Film[edit]

A film, directed by Ron Kopp and Mr. Mittelman, was made of the National Jewish Theater production. That film will be broadcast nationally through American Public Television on PBS stations across the country. The sponsoring station, WPBT2 in Miami, will air the premiere broadcast on January 27, 2014. In addition, the film will be the first American offering on Britain's prestigious Digital Theatre website.

Ron Kopp also directed "I Will Refuse to Bubble: History and Theater as Defiance," a documentary about the making of "The Soap Myth" that examines the question of who has the right to write history, highlighting the importance of theater in understanding the world's most incomprehensible events. Featuring Holocaust survivor Irving Roth and scholars Michael Berenbaum, David Marwell and Bonnie Gurewitsch, it also is distributed online by Digital Theatre.

References[edit]

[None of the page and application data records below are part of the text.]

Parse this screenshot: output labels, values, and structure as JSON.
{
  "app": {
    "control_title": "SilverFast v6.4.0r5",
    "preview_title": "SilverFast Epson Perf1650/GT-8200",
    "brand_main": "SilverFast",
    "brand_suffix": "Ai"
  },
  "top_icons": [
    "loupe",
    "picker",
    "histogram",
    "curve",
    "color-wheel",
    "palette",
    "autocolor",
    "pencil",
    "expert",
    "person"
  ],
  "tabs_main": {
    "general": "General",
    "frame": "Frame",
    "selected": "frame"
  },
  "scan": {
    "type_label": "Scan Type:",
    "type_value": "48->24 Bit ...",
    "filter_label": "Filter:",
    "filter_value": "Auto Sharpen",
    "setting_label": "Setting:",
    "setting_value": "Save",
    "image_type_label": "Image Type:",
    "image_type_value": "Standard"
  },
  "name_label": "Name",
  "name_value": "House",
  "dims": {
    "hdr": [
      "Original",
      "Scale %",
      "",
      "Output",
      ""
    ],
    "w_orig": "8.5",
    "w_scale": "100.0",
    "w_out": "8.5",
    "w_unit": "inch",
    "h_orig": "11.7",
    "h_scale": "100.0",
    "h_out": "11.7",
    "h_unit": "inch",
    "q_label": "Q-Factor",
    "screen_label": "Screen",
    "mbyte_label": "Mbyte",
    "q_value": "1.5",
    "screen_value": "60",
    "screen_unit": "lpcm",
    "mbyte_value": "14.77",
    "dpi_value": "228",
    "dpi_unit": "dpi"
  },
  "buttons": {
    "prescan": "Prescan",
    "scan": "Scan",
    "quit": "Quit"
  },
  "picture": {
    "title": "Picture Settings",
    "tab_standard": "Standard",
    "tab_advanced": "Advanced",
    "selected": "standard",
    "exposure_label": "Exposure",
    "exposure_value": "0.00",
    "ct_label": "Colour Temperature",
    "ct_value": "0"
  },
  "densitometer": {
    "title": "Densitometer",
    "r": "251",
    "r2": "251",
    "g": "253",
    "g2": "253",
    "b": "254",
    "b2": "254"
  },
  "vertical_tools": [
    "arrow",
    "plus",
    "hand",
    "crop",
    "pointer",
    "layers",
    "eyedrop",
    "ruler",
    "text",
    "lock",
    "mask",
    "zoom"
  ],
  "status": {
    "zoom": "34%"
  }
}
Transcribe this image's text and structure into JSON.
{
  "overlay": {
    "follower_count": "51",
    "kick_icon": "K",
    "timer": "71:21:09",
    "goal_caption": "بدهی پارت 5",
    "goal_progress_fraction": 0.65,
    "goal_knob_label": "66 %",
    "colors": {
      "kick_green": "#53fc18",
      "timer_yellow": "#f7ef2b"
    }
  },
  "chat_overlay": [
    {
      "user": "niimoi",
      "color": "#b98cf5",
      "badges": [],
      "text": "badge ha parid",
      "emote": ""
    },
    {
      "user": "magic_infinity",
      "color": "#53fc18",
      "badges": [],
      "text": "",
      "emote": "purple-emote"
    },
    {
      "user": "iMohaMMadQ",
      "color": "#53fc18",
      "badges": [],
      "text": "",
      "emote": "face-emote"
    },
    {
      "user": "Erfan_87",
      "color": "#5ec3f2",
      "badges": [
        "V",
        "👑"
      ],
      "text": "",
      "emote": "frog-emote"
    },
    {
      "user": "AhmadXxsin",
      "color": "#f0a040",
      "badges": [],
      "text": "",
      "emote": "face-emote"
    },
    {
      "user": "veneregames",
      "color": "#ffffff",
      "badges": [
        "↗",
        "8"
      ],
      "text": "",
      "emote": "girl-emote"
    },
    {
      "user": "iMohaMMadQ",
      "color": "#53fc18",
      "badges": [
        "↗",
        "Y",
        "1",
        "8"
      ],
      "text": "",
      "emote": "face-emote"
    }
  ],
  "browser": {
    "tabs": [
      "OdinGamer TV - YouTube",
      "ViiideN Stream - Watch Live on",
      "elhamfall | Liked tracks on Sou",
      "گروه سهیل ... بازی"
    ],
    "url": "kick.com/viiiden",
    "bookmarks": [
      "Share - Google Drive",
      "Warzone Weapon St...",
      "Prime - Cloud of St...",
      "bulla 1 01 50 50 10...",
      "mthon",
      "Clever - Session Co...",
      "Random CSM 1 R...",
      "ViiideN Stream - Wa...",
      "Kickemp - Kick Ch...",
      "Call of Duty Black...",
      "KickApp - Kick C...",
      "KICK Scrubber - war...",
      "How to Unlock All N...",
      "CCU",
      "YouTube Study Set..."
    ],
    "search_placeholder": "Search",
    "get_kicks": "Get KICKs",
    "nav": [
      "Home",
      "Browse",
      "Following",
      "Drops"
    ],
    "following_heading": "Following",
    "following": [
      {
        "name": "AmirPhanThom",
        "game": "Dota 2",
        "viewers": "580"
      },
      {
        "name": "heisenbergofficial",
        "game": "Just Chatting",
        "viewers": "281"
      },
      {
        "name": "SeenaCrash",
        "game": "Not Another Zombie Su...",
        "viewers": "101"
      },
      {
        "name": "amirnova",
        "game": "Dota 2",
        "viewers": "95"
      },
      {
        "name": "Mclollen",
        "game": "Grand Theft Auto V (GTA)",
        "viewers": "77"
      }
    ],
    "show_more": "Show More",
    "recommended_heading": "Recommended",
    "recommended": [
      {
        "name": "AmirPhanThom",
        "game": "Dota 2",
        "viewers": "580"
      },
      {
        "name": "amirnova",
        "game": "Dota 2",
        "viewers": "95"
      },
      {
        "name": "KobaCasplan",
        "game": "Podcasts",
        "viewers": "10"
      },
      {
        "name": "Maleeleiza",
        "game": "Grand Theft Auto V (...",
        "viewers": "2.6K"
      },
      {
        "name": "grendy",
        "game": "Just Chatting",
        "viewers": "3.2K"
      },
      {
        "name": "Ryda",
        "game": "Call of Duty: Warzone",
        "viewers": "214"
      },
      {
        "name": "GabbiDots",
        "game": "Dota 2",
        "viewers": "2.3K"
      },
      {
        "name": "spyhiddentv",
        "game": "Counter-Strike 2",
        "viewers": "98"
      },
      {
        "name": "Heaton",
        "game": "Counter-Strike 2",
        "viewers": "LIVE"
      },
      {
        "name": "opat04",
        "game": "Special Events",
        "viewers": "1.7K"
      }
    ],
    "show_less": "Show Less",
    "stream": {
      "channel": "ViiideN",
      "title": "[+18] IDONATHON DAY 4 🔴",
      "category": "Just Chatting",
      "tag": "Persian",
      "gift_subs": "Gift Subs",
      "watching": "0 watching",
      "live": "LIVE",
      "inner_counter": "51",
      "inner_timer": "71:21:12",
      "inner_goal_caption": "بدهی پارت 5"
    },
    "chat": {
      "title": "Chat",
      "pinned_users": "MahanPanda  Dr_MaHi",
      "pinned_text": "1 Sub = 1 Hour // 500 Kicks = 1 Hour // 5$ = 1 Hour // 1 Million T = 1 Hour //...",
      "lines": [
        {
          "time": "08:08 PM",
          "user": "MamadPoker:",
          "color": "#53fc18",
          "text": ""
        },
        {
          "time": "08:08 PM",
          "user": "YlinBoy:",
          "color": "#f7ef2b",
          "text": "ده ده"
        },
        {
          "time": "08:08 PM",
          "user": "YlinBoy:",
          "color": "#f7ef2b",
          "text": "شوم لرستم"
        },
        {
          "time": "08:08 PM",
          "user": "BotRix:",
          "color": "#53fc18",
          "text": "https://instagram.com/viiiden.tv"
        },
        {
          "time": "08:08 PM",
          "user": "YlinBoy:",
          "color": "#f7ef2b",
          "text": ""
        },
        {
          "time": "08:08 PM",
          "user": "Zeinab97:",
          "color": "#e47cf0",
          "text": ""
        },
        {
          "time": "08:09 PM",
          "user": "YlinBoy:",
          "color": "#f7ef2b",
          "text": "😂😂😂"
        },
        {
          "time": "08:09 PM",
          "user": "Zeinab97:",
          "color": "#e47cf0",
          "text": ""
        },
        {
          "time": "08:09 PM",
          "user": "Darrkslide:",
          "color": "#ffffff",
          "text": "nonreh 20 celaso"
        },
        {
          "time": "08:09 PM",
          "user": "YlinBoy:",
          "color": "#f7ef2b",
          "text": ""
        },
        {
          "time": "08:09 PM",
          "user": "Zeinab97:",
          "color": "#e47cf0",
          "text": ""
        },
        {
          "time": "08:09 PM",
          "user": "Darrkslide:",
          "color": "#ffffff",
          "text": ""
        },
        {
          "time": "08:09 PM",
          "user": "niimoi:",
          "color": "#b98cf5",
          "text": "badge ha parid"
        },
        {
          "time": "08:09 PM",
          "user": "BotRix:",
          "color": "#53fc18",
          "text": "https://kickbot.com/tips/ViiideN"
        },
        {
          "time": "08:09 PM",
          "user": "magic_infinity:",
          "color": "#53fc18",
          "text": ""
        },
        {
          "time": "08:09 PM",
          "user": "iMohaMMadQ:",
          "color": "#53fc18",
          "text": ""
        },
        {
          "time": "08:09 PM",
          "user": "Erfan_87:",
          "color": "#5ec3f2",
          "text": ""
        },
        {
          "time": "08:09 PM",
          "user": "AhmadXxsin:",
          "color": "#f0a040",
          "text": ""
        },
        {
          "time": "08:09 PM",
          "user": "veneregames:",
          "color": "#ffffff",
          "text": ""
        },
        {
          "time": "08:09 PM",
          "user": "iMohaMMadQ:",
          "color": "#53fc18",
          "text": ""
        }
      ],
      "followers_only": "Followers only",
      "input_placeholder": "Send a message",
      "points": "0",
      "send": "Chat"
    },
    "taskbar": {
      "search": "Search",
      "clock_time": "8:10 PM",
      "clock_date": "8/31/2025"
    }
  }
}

  1. ^ a b Program, Dog Run Rep, South Street Seaport
  2. ^ a b c Jerry Tallmer (July 8–14, 2009). "Some still deny the Holocaust, some simply refuse to listen". The Villager. New York City. Retrieved March 28, 2011. 
  3. ^ a b c False Witness; A play examines the notion that Nazis made soap from Jewish flesh, MARISSA BROSTOFF, July 21, 2009, Tablet Magazine
  4. ^ World without civilization: mass murder and the Holocaust, history and analysis, Robert Melvin Spector, University Press of America, 2004, p. 392.
  5. ^ Justice at Nuremberg, Robert E. Conot, Carroll & Graf Publishers, 1984, pp. 298–299
  6. ^ Nuremberg Trial Proceedings Vol. 7, SIXTY-SECOND DAY, 19 February 1946, Morning Session
  7. ^ Denying history: who says the Holocaust never happened and why do they say it? Michael Shermer, Alex Grobman, University of California Press, 2002, The Human Soap Controversy, pp. 114–117
  8. ^ Hitler's death camps: the sanity of madness, Konnilyn G. Feig, Holmes & Meier Publishers, 1981, pp. 200. ff.
  9. ^ Where Political Agendas and History Intersect, New York Times, Jason Zinoman, July 21, 2009
  10. ^ The Soap Myth, Time Out New York
  11. ^ The Soap Myth, Martin Denton · July 11, 2009

External links[edit]